Municipalities with a 'pay-by-bag' system generated 10-20% less
waste per capita than comparable municipalities with traditional
systems. Illegal dumping was reported to be of no major problem,
provided that the price per waste bag did not exceed NFL 2.


In 1991, Sweden introduced charges on the sales of lead batteries over
3kg and small batteries containing over 0.025% mercury or cadmium.
Revenues from the charges are used to cover the costs of separate
collection and disposal, and to provide information.

Lead Batteries The charge rate is SEK 40 per kg. Extended producer
responsibility legislation places a statutory duty on those selling lead
batteries to take back used batteries. A special company was formed
to administer the revenues from this charge. The target for collection
was set at 95%. In 1991 and 1992, the number of used batteries
collected exceeded the number of new batteries sold. In 1993, the
collection rate was 95%.

Since the charge is only 6-8% of the price of batteries and consumers
have no other alternatives, the charge has not influenced
consumption of batteries. This is a user charge and its policy
effectiveness has to be measured in terms of the success of the
collection system, which is very good. Moreover, the charge renders
the recycling of lead batteries economically feasible.

Mercury (Hg) and nickel-cadmium (NiCd) Batteries Charge rates are
SEK 23 per kg for Hg batteries and SEK 25 per kg for NiCd. Revenues
are used for covering the costs of disposal, for supporting NiCd
battery recycling and for providing information. However, revenues
are dropping as battery producers reduce the amount of Hg and Cd
in batteries. Below a certain threshold of Hg or Cd, batteries are not
liable for tax.

The collection rate for Hg batteries was 89% in 1991, but only 49% for
NiCd, which is less than the 75% target set by government. NiCd
batteries have long durability and many are built into consumer
goods, thus avoiding registration and tax. A collection premium for
these batteries is under consideration.

The charges are too low to influence demand for batteries. Moreover,
the reduction in heavy metal content of new batteries is due more to
increased environmental awareness and international developments
than it is to price incentives. Although the policy effectiveness is still
good, in future with revenues falling further, battery disposal costs
may not be covered by the charge.


The OECD's first review of economic instruments used for
environmental purposes identified some 150 instruments in use in
1987, or 100 if purely administrative charges and liability are
excluded. In 1987, OECD member countries were still relying on
command-and-control policies with some economic add-ons. Most of
these environmental taxes had little incentive impact.

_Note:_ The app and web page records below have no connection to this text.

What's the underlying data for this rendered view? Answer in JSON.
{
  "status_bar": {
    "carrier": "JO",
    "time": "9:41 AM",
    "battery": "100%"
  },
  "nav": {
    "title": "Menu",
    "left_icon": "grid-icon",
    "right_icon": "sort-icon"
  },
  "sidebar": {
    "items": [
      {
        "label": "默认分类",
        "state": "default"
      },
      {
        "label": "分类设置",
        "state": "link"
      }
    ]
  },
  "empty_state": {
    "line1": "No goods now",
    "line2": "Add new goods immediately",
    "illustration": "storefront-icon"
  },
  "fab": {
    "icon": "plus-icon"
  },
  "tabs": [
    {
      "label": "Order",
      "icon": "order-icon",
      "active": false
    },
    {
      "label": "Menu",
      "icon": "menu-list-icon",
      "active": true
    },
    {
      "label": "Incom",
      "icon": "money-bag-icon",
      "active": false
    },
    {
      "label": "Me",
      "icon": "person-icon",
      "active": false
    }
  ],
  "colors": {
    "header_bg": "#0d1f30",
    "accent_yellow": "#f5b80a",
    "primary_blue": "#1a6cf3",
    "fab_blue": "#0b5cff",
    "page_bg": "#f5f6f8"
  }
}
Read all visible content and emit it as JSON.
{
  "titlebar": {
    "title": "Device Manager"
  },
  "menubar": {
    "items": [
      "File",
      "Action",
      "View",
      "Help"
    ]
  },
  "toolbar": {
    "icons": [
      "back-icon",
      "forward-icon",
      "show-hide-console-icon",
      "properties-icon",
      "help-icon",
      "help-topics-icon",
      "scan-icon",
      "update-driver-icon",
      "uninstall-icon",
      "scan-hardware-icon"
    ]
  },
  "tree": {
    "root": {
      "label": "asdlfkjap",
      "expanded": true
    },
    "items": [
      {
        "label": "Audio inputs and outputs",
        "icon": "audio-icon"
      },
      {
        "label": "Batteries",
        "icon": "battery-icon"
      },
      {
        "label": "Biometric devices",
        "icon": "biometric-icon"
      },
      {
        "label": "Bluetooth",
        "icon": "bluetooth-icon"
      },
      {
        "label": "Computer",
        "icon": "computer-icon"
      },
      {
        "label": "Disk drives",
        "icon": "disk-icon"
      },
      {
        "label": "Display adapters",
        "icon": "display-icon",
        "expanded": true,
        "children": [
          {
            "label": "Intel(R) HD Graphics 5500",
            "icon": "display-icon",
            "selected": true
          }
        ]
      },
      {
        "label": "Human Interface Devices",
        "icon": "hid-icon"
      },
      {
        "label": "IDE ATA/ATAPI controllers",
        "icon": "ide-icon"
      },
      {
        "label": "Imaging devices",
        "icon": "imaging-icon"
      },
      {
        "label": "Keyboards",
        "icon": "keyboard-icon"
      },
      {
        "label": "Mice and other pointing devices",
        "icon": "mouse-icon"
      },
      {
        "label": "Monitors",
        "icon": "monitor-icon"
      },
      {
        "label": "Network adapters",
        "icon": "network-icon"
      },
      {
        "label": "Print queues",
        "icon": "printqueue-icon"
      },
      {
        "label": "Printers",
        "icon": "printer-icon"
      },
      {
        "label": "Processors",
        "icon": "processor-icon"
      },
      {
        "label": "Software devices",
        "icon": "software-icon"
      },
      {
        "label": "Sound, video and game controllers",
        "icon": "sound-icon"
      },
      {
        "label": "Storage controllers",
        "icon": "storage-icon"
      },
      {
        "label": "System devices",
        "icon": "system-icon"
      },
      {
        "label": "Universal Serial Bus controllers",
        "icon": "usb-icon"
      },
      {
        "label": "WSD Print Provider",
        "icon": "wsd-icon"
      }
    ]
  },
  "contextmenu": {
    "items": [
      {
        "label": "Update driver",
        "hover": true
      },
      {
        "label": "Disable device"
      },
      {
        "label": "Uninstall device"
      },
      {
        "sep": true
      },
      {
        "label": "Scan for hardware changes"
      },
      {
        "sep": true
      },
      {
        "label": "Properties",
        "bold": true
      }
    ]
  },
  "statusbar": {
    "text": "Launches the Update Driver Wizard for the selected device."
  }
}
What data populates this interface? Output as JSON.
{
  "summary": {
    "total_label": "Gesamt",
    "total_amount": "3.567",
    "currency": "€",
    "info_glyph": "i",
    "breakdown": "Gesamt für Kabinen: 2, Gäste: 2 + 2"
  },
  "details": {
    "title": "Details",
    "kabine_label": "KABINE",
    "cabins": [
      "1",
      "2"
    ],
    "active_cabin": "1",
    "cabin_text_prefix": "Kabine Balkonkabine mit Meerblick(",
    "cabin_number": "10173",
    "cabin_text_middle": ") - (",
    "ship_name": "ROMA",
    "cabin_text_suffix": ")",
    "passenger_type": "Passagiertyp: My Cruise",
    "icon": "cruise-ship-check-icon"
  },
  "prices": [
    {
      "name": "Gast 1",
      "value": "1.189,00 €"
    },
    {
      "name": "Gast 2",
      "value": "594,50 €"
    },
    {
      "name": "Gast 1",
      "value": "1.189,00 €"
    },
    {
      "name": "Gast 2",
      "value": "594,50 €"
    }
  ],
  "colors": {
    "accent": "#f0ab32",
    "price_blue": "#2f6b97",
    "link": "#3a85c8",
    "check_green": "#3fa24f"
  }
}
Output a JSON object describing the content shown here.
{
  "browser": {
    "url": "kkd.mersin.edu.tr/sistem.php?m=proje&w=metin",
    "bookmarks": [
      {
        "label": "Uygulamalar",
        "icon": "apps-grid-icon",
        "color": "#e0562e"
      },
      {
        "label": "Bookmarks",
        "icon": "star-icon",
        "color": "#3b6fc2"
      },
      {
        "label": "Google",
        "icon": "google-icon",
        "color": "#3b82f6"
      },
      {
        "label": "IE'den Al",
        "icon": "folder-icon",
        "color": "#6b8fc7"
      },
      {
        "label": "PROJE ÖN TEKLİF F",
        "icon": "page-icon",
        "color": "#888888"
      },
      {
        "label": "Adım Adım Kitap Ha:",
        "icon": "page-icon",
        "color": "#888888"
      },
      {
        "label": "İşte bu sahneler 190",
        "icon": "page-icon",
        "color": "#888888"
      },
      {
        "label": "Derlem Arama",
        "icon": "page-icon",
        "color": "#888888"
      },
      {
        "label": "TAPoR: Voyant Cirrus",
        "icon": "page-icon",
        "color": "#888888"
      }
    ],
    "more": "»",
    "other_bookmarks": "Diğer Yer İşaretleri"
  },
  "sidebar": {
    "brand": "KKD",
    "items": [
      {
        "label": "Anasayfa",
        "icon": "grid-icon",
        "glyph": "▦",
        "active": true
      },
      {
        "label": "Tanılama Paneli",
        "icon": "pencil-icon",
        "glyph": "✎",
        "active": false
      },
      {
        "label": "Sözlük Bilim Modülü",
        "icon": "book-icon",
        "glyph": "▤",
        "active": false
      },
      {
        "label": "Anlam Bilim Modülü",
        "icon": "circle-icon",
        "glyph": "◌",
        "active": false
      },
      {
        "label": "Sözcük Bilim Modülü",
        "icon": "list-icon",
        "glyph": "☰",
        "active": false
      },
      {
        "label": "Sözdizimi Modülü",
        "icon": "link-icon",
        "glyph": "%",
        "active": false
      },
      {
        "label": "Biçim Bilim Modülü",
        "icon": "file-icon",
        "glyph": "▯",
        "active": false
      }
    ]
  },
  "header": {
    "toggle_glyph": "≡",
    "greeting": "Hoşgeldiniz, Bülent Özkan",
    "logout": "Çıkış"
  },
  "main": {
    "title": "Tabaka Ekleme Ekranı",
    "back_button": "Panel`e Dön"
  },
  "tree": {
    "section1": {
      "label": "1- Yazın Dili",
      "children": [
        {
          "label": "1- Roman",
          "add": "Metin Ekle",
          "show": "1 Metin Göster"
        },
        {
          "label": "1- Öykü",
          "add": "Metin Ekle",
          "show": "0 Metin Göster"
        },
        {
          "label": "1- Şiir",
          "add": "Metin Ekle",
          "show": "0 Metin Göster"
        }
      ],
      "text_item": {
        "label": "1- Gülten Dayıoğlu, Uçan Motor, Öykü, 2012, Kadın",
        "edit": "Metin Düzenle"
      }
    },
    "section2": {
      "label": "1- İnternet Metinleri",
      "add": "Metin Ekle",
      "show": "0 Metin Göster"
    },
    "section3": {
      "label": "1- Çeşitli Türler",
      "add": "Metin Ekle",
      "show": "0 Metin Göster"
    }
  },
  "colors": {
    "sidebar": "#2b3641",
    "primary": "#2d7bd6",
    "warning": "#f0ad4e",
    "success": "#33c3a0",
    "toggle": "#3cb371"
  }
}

By 1994, the number of instruments had increased by over 50%, with
the most growth in product charges and deposit-refund systems.
Although this paper has focused on waste taxes, many countries have
also introduced taxes on short life or particularly hazardous
products, such as the battery charges in Sweden.

Deposit refund schemes encourage re-use and are used in many
countries on returnable glass bottles. Many countries have
introduced product charges to change consumer behaviour and/or to
cover the cost of disposing of used product. For example, Austria has
product charges on refrigerators, Sweden on cars and Hungary on
refrigerators, packaging and tyres.

Economic instruments can never totally replace regulatory and other
non-fiscal measures. They are only one set of instruments that will
move our production and consumption patterns to Clean Production.
Ultimately, it is impossible to 'price' clean air, clean water, species
biodiversity and human/wildlife health. While the use of non
renewable energy and materials should be taxed to reduce their
consumption, toxic and genetically engineered materials must be


"Environmental Taxes - Implementation and Environmental
Effectiveness", European Environment Agency, Copenhagen 1996.

"OPEN denounces the shortcomings of the new EU strategy for waste
management proposed by the Commission - suggestions for
improvement", Agence Europe, Brussels, 25 September 1996.

"Recycling everything but the paperwork", The Daily Telegraph, 30
September 1996, p 29.

"Waste not, want not - at last a tax everyone likes", Geoffrey Lean,
The Independent on Sunday, 29 September 1996, p 7.



End of GreenYes Digest V96 #43